*** INPUT RECORDS Section Begins ***

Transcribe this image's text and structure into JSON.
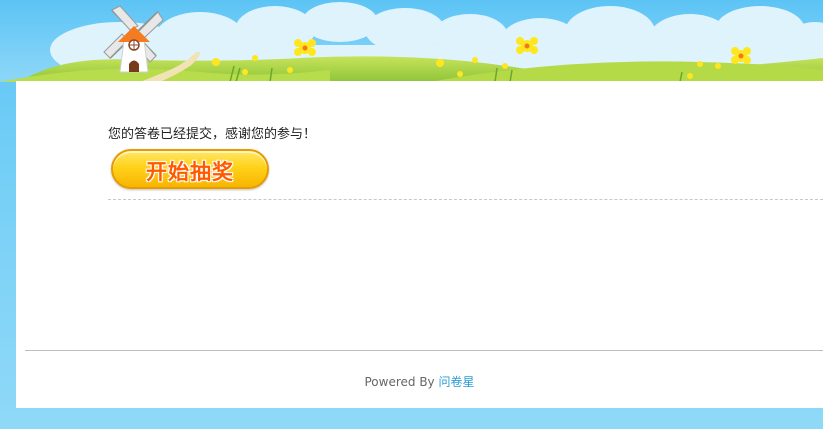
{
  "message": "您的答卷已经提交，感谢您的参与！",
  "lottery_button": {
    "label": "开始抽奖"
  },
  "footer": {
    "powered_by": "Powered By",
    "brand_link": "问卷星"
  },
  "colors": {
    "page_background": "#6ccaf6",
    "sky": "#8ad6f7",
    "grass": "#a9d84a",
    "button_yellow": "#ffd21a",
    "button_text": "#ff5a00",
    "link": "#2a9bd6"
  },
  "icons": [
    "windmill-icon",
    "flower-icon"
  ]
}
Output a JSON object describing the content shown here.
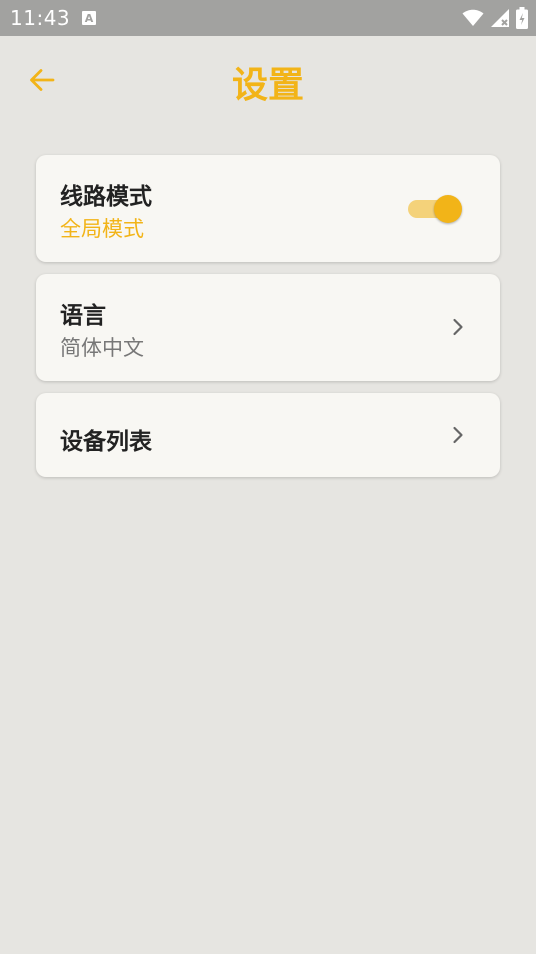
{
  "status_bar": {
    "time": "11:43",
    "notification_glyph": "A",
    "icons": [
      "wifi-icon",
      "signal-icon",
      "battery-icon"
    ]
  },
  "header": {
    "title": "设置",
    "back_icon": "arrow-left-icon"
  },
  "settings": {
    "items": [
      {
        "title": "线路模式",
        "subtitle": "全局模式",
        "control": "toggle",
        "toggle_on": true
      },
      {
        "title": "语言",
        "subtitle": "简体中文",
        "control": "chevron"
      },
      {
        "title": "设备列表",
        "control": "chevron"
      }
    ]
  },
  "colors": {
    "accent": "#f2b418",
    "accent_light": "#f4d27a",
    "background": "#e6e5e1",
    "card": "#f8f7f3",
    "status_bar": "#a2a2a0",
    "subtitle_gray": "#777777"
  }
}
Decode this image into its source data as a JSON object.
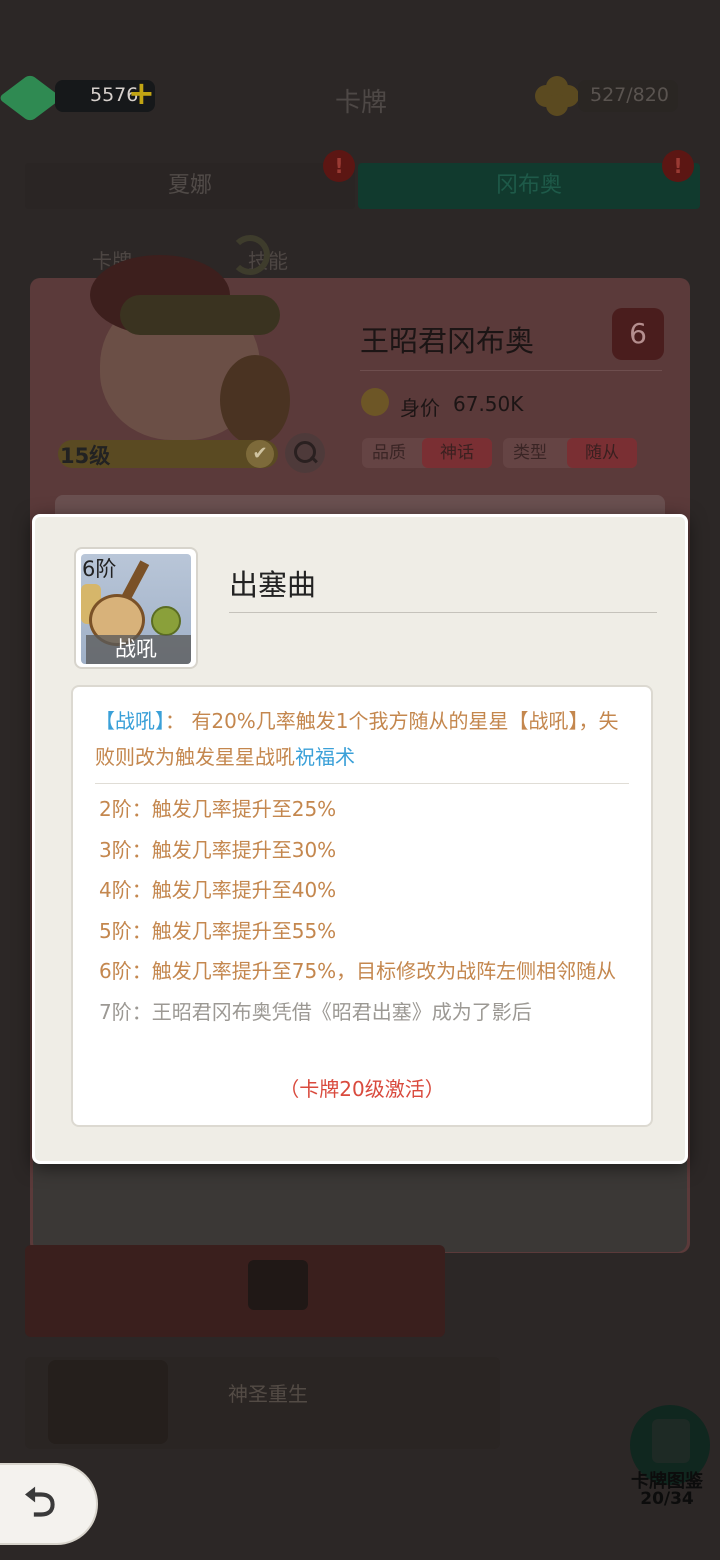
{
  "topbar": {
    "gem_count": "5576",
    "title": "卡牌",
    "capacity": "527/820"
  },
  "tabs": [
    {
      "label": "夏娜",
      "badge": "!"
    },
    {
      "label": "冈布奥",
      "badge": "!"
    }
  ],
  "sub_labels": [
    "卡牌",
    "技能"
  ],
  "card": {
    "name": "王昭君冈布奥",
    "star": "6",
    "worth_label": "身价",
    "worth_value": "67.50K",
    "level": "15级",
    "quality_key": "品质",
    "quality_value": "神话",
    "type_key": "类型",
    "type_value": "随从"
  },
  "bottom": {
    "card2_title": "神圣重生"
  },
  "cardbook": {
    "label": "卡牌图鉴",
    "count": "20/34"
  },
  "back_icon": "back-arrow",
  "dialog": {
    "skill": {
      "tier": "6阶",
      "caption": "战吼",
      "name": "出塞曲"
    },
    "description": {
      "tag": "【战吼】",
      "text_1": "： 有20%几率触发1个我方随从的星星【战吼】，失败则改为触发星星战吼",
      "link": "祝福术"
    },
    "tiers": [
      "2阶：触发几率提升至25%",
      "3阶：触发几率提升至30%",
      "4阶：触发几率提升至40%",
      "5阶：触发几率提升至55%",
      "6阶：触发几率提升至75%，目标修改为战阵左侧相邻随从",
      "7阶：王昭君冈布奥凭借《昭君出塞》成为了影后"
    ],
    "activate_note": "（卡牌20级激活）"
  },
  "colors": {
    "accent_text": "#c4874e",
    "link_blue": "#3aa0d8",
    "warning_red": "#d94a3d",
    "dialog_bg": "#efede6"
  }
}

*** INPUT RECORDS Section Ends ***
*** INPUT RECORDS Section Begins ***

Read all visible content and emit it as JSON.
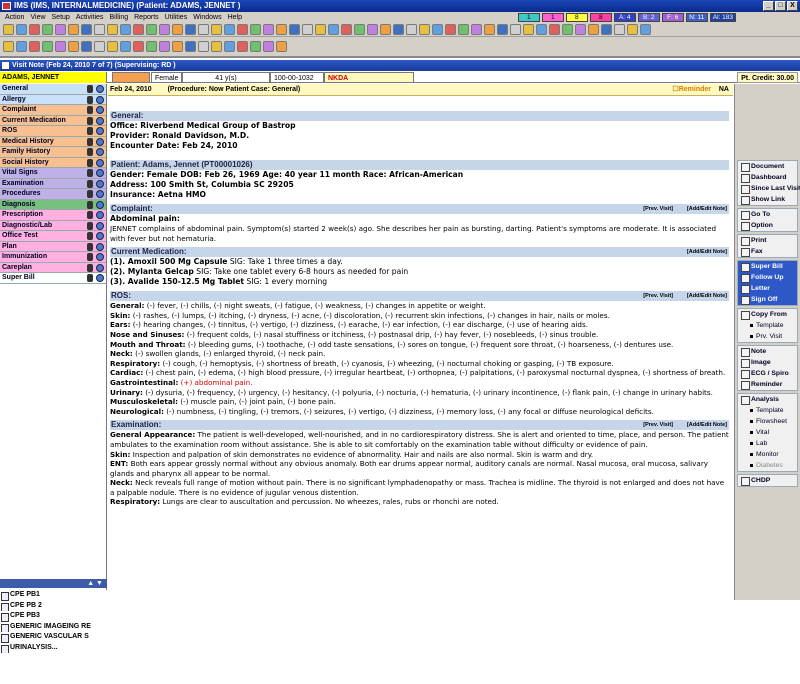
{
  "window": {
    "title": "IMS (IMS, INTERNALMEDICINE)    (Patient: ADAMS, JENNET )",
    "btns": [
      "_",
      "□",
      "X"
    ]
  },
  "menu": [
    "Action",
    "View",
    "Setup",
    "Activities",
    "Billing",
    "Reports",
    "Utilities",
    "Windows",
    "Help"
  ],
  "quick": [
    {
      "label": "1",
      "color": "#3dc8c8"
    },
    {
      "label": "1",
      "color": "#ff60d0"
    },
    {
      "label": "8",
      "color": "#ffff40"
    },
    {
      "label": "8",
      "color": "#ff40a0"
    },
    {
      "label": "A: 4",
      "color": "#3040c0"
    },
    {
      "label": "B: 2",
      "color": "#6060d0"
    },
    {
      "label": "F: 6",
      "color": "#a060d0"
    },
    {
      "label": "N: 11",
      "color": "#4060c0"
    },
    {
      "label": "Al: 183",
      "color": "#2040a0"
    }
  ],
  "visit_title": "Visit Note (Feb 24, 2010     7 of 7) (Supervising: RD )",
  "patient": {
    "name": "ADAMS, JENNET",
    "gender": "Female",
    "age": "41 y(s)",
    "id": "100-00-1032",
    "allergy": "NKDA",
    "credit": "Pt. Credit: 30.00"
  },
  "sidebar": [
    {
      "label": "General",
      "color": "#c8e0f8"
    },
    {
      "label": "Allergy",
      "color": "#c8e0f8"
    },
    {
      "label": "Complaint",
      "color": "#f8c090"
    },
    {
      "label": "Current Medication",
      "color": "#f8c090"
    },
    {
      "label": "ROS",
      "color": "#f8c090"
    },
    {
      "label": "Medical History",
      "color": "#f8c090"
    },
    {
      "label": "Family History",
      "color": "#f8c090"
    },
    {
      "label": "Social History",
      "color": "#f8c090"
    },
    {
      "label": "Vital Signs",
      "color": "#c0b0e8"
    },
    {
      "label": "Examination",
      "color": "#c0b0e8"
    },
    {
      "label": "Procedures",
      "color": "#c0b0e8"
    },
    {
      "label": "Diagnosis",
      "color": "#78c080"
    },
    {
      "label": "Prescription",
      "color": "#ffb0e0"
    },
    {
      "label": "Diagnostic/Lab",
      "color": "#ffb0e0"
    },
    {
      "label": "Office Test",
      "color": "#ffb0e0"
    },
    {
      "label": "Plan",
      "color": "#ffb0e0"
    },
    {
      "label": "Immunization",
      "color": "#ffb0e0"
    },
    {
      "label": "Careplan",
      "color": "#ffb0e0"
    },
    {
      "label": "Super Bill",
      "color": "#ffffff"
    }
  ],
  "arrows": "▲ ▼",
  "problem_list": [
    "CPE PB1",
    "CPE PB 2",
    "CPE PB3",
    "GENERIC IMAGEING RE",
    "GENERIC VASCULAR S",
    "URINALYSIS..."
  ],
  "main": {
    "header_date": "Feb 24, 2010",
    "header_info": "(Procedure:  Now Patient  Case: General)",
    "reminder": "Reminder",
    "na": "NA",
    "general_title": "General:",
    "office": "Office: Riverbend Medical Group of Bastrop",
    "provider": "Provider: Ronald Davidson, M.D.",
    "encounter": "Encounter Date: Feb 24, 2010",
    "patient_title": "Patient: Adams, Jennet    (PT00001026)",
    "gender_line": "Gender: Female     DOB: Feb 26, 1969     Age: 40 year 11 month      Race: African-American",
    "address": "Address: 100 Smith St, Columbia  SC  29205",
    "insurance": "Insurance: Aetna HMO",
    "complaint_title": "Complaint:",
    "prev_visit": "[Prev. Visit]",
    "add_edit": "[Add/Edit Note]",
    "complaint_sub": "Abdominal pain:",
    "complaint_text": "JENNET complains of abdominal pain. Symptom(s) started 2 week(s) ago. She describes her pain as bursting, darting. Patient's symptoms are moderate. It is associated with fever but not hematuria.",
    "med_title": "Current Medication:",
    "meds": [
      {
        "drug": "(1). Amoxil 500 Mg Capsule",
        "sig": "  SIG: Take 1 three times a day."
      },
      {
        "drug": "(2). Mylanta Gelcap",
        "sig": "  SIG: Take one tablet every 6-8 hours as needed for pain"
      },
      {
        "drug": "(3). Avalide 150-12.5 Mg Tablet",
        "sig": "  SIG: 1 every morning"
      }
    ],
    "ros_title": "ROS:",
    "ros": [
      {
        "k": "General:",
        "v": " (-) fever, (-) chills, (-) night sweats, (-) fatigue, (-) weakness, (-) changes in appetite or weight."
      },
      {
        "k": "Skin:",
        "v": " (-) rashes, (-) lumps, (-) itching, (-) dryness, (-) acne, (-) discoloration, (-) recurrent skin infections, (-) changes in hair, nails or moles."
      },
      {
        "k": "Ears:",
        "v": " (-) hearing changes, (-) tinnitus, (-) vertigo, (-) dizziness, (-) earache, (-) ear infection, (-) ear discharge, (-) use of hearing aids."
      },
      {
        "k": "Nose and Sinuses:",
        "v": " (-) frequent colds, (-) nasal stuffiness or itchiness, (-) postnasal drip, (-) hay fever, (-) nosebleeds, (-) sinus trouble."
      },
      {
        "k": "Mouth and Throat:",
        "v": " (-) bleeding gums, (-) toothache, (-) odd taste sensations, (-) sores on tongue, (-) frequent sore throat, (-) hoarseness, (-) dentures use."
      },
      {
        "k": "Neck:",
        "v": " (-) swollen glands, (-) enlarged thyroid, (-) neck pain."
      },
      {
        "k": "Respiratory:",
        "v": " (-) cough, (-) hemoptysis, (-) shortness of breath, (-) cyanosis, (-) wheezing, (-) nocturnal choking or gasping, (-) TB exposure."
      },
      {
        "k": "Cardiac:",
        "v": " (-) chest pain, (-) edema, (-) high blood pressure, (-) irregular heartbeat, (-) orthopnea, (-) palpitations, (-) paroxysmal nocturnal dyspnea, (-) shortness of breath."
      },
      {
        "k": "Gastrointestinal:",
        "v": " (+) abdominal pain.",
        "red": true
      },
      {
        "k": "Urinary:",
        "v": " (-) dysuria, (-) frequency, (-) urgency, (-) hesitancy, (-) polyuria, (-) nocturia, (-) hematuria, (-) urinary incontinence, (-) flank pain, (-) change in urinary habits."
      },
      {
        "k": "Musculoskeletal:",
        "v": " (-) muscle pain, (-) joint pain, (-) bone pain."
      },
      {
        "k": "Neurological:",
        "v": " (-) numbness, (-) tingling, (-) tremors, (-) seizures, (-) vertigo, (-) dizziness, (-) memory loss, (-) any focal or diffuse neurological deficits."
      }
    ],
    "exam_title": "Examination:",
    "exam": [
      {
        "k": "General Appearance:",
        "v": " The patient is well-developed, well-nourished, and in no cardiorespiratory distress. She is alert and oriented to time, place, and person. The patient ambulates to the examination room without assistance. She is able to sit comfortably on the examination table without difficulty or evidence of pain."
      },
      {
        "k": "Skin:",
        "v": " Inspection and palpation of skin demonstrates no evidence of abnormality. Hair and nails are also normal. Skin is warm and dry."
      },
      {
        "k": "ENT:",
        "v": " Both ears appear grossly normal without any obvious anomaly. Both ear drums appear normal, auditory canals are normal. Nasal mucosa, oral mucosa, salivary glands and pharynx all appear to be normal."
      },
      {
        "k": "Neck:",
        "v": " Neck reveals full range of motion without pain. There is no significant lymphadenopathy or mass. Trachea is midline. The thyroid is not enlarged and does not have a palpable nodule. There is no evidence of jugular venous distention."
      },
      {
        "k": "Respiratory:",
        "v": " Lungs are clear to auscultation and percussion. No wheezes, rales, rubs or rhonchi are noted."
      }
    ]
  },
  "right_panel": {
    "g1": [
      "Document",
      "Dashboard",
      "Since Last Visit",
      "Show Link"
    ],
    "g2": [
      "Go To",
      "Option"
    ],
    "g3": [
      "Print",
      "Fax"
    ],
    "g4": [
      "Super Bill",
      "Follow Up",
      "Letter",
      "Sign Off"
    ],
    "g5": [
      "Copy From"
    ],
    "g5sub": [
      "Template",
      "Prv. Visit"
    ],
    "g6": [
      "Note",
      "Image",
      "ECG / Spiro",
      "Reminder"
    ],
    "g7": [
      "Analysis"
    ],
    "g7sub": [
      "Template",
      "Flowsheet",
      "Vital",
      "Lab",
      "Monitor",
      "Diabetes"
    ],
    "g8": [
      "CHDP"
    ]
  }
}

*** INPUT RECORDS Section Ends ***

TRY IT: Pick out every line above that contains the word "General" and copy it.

ANSWER TO THIS TASK:
      "label": "General",
    "header_info": "(Procedure:  Now Patient  Case: General)",
    "general_title": "General:",
        "k": "General:",
        "k": "General Appearance:",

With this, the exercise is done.